Working data.

───

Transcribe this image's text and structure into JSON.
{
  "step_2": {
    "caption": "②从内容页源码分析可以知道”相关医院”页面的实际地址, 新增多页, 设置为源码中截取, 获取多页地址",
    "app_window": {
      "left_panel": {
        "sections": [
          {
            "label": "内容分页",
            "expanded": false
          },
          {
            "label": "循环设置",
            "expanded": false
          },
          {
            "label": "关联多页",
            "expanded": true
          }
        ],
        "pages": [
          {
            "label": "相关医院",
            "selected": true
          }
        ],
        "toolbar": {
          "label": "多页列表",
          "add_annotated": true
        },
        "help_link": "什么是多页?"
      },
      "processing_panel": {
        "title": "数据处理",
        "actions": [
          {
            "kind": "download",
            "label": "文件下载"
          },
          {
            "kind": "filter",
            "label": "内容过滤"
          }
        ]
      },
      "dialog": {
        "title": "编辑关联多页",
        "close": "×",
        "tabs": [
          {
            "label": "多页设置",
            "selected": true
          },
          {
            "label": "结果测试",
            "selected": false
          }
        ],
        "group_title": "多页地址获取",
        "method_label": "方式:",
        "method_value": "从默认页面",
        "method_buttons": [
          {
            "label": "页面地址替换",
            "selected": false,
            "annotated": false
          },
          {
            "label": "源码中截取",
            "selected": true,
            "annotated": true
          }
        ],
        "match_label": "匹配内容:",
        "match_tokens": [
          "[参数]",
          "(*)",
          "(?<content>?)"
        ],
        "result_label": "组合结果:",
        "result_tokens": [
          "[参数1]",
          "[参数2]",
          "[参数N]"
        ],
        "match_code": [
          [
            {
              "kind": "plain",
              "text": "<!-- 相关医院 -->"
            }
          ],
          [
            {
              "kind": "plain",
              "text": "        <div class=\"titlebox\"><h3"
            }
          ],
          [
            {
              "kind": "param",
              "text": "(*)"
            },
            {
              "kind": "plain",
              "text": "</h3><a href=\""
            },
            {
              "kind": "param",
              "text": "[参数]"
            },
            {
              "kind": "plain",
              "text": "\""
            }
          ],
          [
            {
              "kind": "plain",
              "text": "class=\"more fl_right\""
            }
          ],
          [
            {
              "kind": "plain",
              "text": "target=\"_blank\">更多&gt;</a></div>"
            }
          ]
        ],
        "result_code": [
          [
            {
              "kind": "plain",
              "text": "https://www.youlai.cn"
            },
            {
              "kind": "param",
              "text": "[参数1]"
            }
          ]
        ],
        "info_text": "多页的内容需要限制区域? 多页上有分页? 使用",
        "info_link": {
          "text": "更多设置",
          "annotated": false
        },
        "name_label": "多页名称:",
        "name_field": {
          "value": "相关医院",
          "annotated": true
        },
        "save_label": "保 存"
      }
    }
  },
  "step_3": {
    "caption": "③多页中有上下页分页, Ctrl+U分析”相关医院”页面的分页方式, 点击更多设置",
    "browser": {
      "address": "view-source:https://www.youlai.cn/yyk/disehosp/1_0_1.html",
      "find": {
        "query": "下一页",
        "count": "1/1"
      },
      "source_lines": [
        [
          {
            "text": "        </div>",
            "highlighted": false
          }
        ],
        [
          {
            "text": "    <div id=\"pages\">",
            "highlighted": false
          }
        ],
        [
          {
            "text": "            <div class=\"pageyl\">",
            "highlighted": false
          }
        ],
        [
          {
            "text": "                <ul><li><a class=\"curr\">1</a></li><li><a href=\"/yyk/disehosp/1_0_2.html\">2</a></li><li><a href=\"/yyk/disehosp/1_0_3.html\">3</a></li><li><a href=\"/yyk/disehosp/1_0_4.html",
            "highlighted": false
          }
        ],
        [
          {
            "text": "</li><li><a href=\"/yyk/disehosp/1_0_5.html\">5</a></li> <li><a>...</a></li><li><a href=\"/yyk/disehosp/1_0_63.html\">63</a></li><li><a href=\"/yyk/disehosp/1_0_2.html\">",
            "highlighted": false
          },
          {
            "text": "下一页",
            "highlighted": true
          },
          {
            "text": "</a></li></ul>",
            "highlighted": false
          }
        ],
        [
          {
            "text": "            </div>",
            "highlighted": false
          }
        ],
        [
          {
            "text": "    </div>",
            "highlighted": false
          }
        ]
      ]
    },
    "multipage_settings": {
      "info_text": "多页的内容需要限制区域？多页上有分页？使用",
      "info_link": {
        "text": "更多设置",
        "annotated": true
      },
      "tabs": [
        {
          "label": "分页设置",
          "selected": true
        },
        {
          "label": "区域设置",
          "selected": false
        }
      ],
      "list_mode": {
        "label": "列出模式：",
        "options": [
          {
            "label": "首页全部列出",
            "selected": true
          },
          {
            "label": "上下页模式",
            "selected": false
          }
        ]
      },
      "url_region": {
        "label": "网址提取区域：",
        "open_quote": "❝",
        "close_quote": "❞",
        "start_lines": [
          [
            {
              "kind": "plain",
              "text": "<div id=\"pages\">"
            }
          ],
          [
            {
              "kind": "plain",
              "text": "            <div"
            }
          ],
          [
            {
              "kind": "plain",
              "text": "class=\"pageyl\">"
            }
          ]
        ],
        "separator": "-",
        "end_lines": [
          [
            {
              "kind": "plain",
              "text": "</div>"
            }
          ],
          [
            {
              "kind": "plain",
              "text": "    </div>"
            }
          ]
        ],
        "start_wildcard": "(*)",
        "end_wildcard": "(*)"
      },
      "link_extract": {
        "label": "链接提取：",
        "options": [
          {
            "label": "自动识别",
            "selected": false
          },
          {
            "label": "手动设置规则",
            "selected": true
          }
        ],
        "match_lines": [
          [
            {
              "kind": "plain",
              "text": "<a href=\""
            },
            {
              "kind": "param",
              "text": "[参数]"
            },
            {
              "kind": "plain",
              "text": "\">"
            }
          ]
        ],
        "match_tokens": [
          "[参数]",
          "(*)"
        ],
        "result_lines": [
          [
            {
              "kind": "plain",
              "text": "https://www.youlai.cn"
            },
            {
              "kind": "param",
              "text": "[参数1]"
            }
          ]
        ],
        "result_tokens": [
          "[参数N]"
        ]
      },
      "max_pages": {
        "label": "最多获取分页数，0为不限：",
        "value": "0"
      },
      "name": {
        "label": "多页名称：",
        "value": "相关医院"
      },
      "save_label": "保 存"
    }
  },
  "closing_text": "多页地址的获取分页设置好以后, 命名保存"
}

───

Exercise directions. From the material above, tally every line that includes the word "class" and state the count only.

Result for this exercise. 5